Edberg: I've always had a clear game style: serve&volley. But now this is just no longer enough. And you can not change this game so radically, as it would be required. Someone like Boris Becker can adapt his game better. I find it amazing how he can keep up from the baseline today.
kicker: Many of your colleagues have retired from tennis, only to return again later.
Edberg: Well, I can really say this one hundred percent: there is no turning back. 1996 is my finish line. Players who withdrew and then came back have more or less failed and have also lost some of their reputation. I want to keep mine.
kicker: You had your biggest rivalry in tennis against Boris Becker, three times you fought against him for the Wimbledon title. How do you see the German?
Edberg: We never had any quarrel with each other.
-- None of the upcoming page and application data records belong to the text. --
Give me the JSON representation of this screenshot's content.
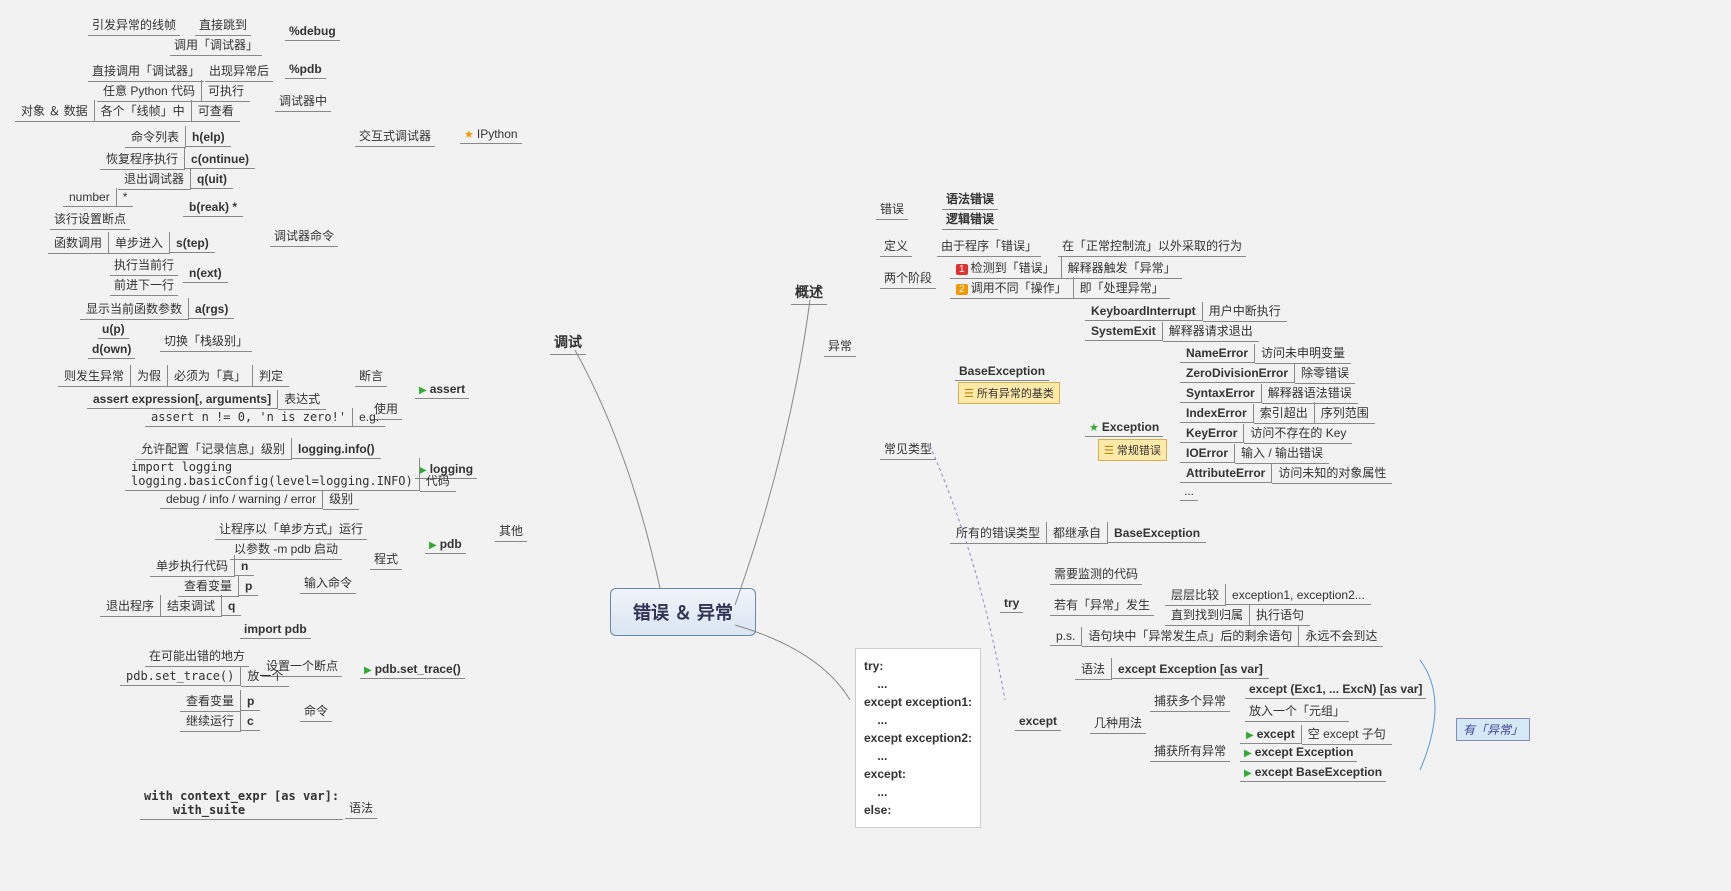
{
  "root": "错误 ＆ 异常",
  "debug": {
    "title": "调试",
    "inter": "交互式调试器",
    "ipy": "IPython",
    "pdebug": {
      "cmd": "%debug",
      "a": "引发异常的线帧",
      "b": "直接跳到",
      "c": "调用「调试器」"
    },
    "ppdb": {
      "cmd": "%pdb",
      "a": "直接调用「调试器」",
      "b": "出现异常后"
    },
    "indbg": {
      "t": "调试器中",
      "r1a": "任意 Python 代码",
      "r1b": "可执行",
      "r2a": "对象 ＆ 数据",
      "r2b": "各个「线帧」中",
      "r2c": "可查看"
    },
    "cmds": {
      "t": "调试器命令",
      "help": {
        "c": "h(elp)",
        "d": "命令列表"
      },
      "cont": {
        "c": "c(ontinue)",
        "d": "恢复程序执行"
      },
      "quit": {
        "c": "q(uit)",
        "d": "退出调试器"
      },
      "brk": {
        "c": "b(reak) *",
        "d1": "number",
        "d2": "*",
        "d3": "该行设置断点"
      },
      "step": {
        "c": "s(tep)",
        "d1": "函数调用",
        "d2": "单步进入"
      },
      "next": {
        "c": "n(ext)",
        "d1": "执行当前行",
        "d2": "前进下一行"
      },
      "args": {
        "c": "a(rgs)",
        "d": "显示当前函数参数"
      },
      "up": {
        "c": "u(p)"
      },
      "down": {
        "c": "d(own)"
      },
      "swlvl": "切换「栈级别」"
    },
    "other": {
      "t": "其他",
      "assert": {
        "t": "assert",
        "use": "使用",
        "judge": "判定",
        "must": "必须为「真」",
        "iffalse": "为假",
        "thenex": "则发生异常",
        "label": "断言",
        "expr": "assert expression[, arguments]",
        "exprl": "表达式",
        "eg": "assert n != 0, 'n is zero!'",
        "egl": "e.g."
      },
      "log": {
        "t": "logging",
        "info": "logging.info()",
        "infod": "允许配置「记录信息」级别",
        "code": "import logging\nlogging.basicConfig(level=logging.INFO)",
        "codel": "代码",
        "lvls": "debug / info / warning / error",
        "lvll": "级别"
      },
      "pdb": {
        "t": "pdb",
        "run": "让程序以「单步方式」运行",
        "mode": "程式",
        "start": "以参数 -m pdb 启动",
        "incmd": "输入命令",
        "n": {
          "c": "n",
          "d": "单步执行代码"
        },
        "p": {
          "c": "p",
          "d": "查看变量"
        },
        "q": {
          "c": "q",
          "d1": "退出程序",
          "d2": "结束调试"
        }
      },
      "settrace": {
        "t": "pdb.set_trace()",
        "imp": "import pdb",
        "bp": "设置一个断点",
        "where": "在可能出错的地方",
        "put": "放一个",
        "putc": "pdb.set_trace()",
        "cmd": "命令",
        "p": {
          "c": "p",
          "d": "查看变量"
        },
        "c": {
          "c": "c",
          "d": "继续运行"
        }
      },
      "with": {
        "syn": "with context_expr [as var]:\n    with_suite",
        "lbl": "语法"
      }
    }
  },
  "ov": {
    "t": "概述",
    "err": {
      "t": "错误",
      "a": "语法错误",
      "b": "逻辑错误"
    },
    "exc": {
      "t": "异常",
      "def": {
        "t": "定义",
        "a": "由于程序「错误」",
        "b": "在「正常控制流」以外采取的行为"
      },
      "two": {
        "t": "两个阶段",
        "r1a": "检测到「错误」",
        "r1b": "解释器触发「异常」",
        "r2a": "调用不同「操作」",
        "r2b": "即「处理异常」"
      },
      "types": {
        "t": "常见类型",
        "base": "BaseException",
        "basen": "所有异常的基类",
        "exception": "Exception",
        "excn": "常规错误",
        "ki": {
          "n": "KeyboardInterrupt",
          "d": "用户中断执行"
        },
        "se": {
          "n": "SystemExit",
          "d": "解释器请求退出"
        },
        "ne": {
          "n": "NameError",
          "d": "访问未申明变量"
        },
        "zd": {
          "n": "ZeroDivisionError",
          "d": "除零错误"
        },
        "sy": {
          "n": "SyntaxError",
          "d": "解释器语法错误"
        },
        "ie": {
          "n": "IndexError",
          "d1": "索引超出",
          "d2": "序列范围"
        },
        "ke": {
          "n": "KeyError",
          "d": "访问不存在的 Key"
        },
        "io": {
          "n": "IOError",
          "d": "输入 / 输出错误"
        },
        "ae": {
          "n": "AttributeError",
          "d": "访问未知的对象属性"
        },
        "etc": "..."
      },
      "all": {
        "a": "所有的错误类型",
        "b": "都继承自",
        "c": "BaseException"
      }
    }
  },
  "tryexc": {
    "syn": "try:\n    ...\nexcept exception1:\n    ...\nexcept exception2:\n    ...\nexcept:\n    ...\nelse:",
    "try": {
      "t": "try",
      "a": "需要监测的代码",
      "b": "若有「异常」发生",
      "b1": "层层比较",
      "b1x": "exception1, exception2...",
      "b2": "直到找到归属",
      "b2x": "执行语句",
      "ps": "p.s.",
      "psa": "语句块中「异常发生点」后的剩余语句",
      "psb": "永远不会到达"
    },
    "except": {
      "t": "except",
      "syn": "语法",
      "synd": "except Exception [as var]",
      "use": "几种用法",
      "multi": {
        "t": "捕获多个异常",
        "a": "except (Exc1, ... ExcN) [as var]",
        "b": "放入一个「元组」"
      },
      "all": {
        "t": "捕获所有异常",
        "a": "except",
        "ad": "空 except 子句",
        "b": "except Exception",
        "c": "except BaseException"
      }
    },
    "has": "有「异常」"
  }
}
On the other hand, it was such an extreme duel since teenage years that we also never developed a real friendship. Maybe we'll have a chance again later, who knows...
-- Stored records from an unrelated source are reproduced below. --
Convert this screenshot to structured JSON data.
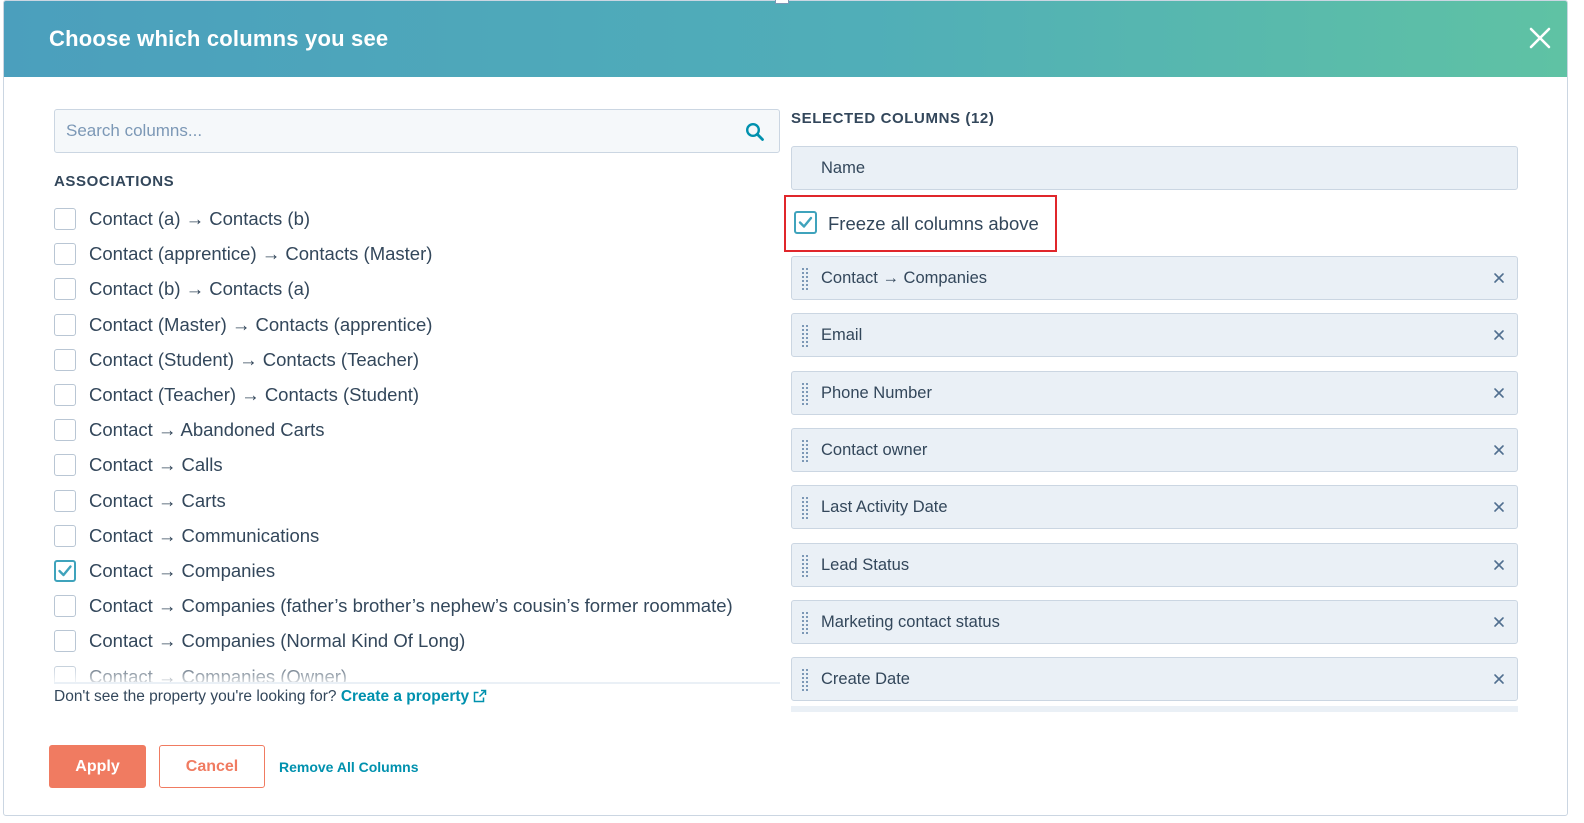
{
  "modal": {
    "title": "Choose which columns you see"
  },
  "search": {
    "placeholder": "Search columns..."
  },
  "associations": {
    "heading": "ASSOCIATIONS",
    "items": [
      {
        "label": "Contact (a) → Contacts (b)",
        "checked": false
      },
      {
        "label": "Contact (apprentice) → Contacts (Master)",
        "checked": false
      },
      {
        "label": "Contact (b) → Contacts (a)",
        "checked": false
      },
      {
        "label": "Contact (Master) → Contacts (apprentice)",
        "checked": false
      },
      {
        "label": "Contact (Student) → Contacts (Teacher)",
        "checked": false
      },
      {
        "label": "Contact (Teacher) → Contacts (Student)",
        "checked": false
      },
      {
        "label": "Contact → Abandoned Carts",
        "checked": false
      },
      {
        "label": "Contact → Calls",
        "checked": false
      },
      {
        "label": "Contact → Carts",
        "checked": false
      },
      {
        "label": "Contact → Communications",
        "checked": false
      },
      {
        "label": "Contact → Companies",
        "checked": true
      },
      {
        "label": "Contact → Companies (father’s brother’s nephew’s cousin’s former roommate)",
        "checked": false
      },
      {
        "label": "Contact → Companies (Normal Kind Of Long)",
        "checked": false
      },
      {
        "label": "Contact → Companies (Owner)",
        "checked": false
      }
    ]
  },
  "help": {
    "text": "Don't see the property you're looking for?",
    "link": "Create a property"
  },
  "selected": {
    "heading": "SELECTED COLUMNS (12)",
    "fixed_column": "Name",
    "freeze_label": "Freeze all columns above",
    "freeze_checked": true,
    "columns": [
      "Contact → Companies",
      "Email",
      "Phone Number",
      "Contact owner",
      "Last Activity Date",
      "Lead Status",
      "Marketing contact status",
      "Create Date"
    ]
  },
  "footer": {
    "apply": "Apply",
    "cancel": "Cancel",
    "remove_all": "Remove All Columns"
  },
  "colors": {
    "header_gradient_start": "#4b9fbd",
    "header_gradient_end": "#5fc2a4",
    "primary_button": "#f07b61",
    "link": "#0091ae",
    "checkbox_checked": "#3fa3bc",
    "highlight_box": "#e0262b"
  }
}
kicker: You have been acknowledged by almost everyone as a "gentleman of the sport". How easy was for you to keep a good behaviour in the shark industry of professional tennis?
Edberg: For me sportsmanship has always been an essential component in the profession. In my behaviour on court I was always quite myself, I did not have to adjust myself to play any role. I'm just not a bad guy, but the one with the good looking face. It will be nice for me that people will look back at me and remember me as a true champion.
kicker: There has never been any scandal or sensational headline on Stefan Edberg.
Edberg: Why should have been? To show someway my personality? I didn't need it. I always thought it was enough to be described by my tennis game. I was a tennis player, and for this I should be judged. Nothing else.
kicker: In nowadays media society, anyway, we wonder how a world star like you could protect his private life so completely.
Edberg: It's very simple. You need to want it with all your heart. There are also people who stand up and complain that they are followed by the press and the next moment they jostle in the spotlight. You can always remain a private citizen and protect your family from the hustle and bustle.
kicker: What will you most miss from your career?
Edberg: The awareness of owning skills that few people have in this world. One thing is for sure: in my life I would have never thought I could play tennis so well.
kicker: But you will remain connected to tennis, for example with your Foundation for youth.
Edberg: Of course. Tennis will keep on playing a crucial role in my life. I would like to pass to the young the discipline and education of tennis. This way I can also give back to the sport a part of what it has given to me.
kicker: In Sweden there is speculation that you could be the new Davis Cup team captain.
Edberg: One should never say never. I would not exclude it for the future. At the moment, what is more important to me is that I can help once again as a player to win the Davis Cup against the French.
Yannick NoahFor me he is a white sheet, empty, bland. Edberg is like a yogurt without sugar to me. Like cream without flavor - just a dessert. But a nice guy, after all!
Boris BeckerTwo Swedes wanted an autograph from me. And as I imagined, they told me they came from the land of tennis players Borg and Wilander. Edberg was not on their map. Why not?
Ion TiriacHe has mastered just one game: serve-and-volley. This is actually very convenient for him, because he can't mess up with other skills.
Pete SamprasHe has had a great career, won six major tournaments, has been number one in the world and has earned more money than he can ever spend.
Mats WilanderLosing is okay. But when it happens against Stefan, you sometimes really don't feel tense.
- Edberg: "It was like the script for a movie"
- Edberg Talks Past And Present Of Barclays ATP World Tour Finals
- Edberg: "Swedish tennis is still behind"
- The 1996 US Open draw controversy
- Stefan Edberg, doublet in Seoul '88
- "The quiet and the wild"
- Becker trims Edberg to earn Queen's title
- Gentleman Stefan
- Edberg, a kiss good-bye
- Edberg, through with class